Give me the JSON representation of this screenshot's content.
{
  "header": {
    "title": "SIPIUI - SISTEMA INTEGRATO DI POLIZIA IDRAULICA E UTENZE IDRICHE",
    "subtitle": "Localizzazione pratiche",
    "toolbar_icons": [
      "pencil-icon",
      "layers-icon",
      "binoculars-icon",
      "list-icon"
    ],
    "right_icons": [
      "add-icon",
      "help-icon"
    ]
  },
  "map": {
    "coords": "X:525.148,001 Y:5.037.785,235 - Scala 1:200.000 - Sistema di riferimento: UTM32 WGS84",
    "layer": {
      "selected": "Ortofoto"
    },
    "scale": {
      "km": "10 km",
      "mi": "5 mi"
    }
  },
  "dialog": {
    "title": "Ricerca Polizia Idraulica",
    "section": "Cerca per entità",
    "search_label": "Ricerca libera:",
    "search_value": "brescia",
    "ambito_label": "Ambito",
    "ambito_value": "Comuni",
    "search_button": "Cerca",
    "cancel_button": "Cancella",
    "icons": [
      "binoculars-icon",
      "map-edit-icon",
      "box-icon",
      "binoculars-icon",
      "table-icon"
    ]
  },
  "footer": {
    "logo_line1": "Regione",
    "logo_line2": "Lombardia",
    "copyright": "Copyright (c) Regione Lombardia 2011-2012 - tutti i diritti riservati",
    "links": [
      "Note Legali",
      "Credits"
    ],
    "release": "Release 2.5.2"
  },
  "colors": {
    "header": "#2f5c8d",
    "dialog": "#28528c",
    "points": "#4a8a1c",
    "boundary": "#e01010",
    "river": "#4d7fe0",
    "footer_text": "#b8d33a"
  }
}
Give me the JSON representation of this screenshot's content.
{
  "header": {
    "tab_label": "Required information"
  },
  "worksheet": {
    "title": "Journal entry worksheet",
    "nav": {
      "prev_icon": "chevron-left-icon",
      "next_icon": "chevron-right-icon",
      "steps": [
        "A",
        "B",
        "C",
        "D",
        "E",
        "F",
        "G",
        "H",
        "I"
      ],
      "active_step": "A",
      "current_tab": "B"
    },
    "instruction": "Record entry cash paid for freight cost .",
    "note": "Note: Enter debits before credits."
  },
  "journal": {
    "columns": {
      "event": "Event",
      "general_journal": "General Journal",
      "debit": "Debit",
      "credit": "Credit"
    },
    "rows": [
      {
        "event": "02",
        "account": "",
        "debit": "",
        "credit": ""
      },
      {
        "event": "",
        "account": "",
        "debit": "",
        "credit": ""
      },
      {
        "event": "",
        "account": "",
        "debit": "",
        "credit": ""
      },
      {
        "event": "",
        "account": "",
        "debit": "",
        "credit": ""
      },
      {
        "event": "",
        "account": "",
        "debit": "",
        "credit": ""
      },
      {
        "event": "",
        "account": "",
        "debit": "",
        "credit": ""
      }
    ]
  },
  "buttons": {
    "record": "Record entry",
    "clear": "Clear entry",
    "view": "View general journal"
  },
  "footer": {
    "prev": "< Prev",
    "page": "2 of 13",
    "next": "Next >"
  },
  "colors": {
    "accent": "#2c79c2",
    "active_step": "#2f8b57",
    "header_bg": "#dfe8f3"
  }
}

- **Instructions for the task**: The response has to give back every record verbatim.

- **Written reply**:
Give me the JSON representation of this screenshot's content.
{
  "header": {
    "title": "SIPIUI - SISTEMA INTEGRATO DI POLIZIA IDRAULICA E UTENZE IDRICHE",
    "subtitle": "Localizzazione pratiche",
    "toolbar_icons": [
      "pencil-icon",
      "layers-icon",
      "binoculars-icon",
      "list-icon"
    ],
    "right_icons": [
      "add-icon",
      "help-icon"
    ]
  },
  "map": {
    "coords": "X:525.148,001 Y:5.037.785,235 - Scala 1:200.000 - Sistema di riferimento: UTM32 WGS84",
    "layer": {
      "selected": "Ortofoto"
    },
    "scale": {
      "km": "10 km",
      "mi": "5 mi"
    }
  },
  "dialog": {
    "title": "Ricerca Polizia Idraulica",
    "section": "Cerca per entità",
    "search_label": "Ricerca libera:",
    "search_value": "brescia",
    "ambito_label": "Ambito",
    "ambito_value": "Comuni",
    "search_button": "Cerca",
    "cancel_button": "Cancella",
    "icons": [
      "binoculars-icon",
      "map-edit-icon",
      "box-icon",
      "binoculars-icon",
      "table-icon"
    ]
  },
  "footer": {
    "logo_line1": "Regione",
    "logo_line2": "Lombardia",
    "copyright": "Copyright (c) Regione Lombardia 2011-2012 - tutti i diritti riservati",
    "links": [
      "Note Legali",
      "Credits"
    ],
    "release": "Release 2.5.2"
  },
  "colors": {
    "header": "#2f5c8d",
    "dialog": "#28528c",
    "points": "#4a8a1c",
    "boundary": "#e01010",
    "river": "#4d7fe0",
    "footer_text": "#b8d33a"
  }
}
Give me the JSON representation of this screenshot's content.
{
  "header": {
    "tab_label": "Required information"
  },
  "worksheet": {
    "title": "Journal entry worksheet",
    "nav": {
      "prev_icon": "chevron-left-icon",
      "next_icon": "chevron-right-icon",
      "steps": [
        "A",
        "B",
        "C",
        "D",
        "E",
        "F",
        "G",
        "H",
        "I"
      ],
      "active_step": "A",
      "current_tab": "B"
    },
    "instruction": "Record entry cash paid for freight cost .",
    "note": "Note: Enter debits before credits."
  },
  "journal": {
    "columns": {
      "event": "Event",
      "general_journal": "General Journal",
      "debit": "Debit",
      "credit": "Credit"
    },
    "rows": [
      {
        "event": "02",
        "account": "",
        "debit": "",
        "credit": ""
      },
      {
        "event": "",
        "account": "",
        "debit": "",
        "credit": ""
      },
      {
        "event": "",
        "account": "",
        "debit": "",
        "credit": ""
      },
      {
        "event": "",
        "account": "",
        "debit": "",
        "credit": ""
      },
      {
        "event": "",
        "account": "",
        "debit": "",
        "credit": ""
      },
      {
        "event": "",
        "account": "",
        "debit": "",
        "credit": ""
      }
    ]
  },
  "buttons": {
    "record": "Record entry",
    "clear": "Clear entry",
    "view": "View general journal"
  },
  "footer": {
    "prev": "< Prev",
    "page": "2 of 13",
    "next": "Next >"
  },
  "colors": {
    "accent": "#2c79c2",
    "active_step": "#2f8b57",
    "header_bg": "#dfe8f3"
  }
}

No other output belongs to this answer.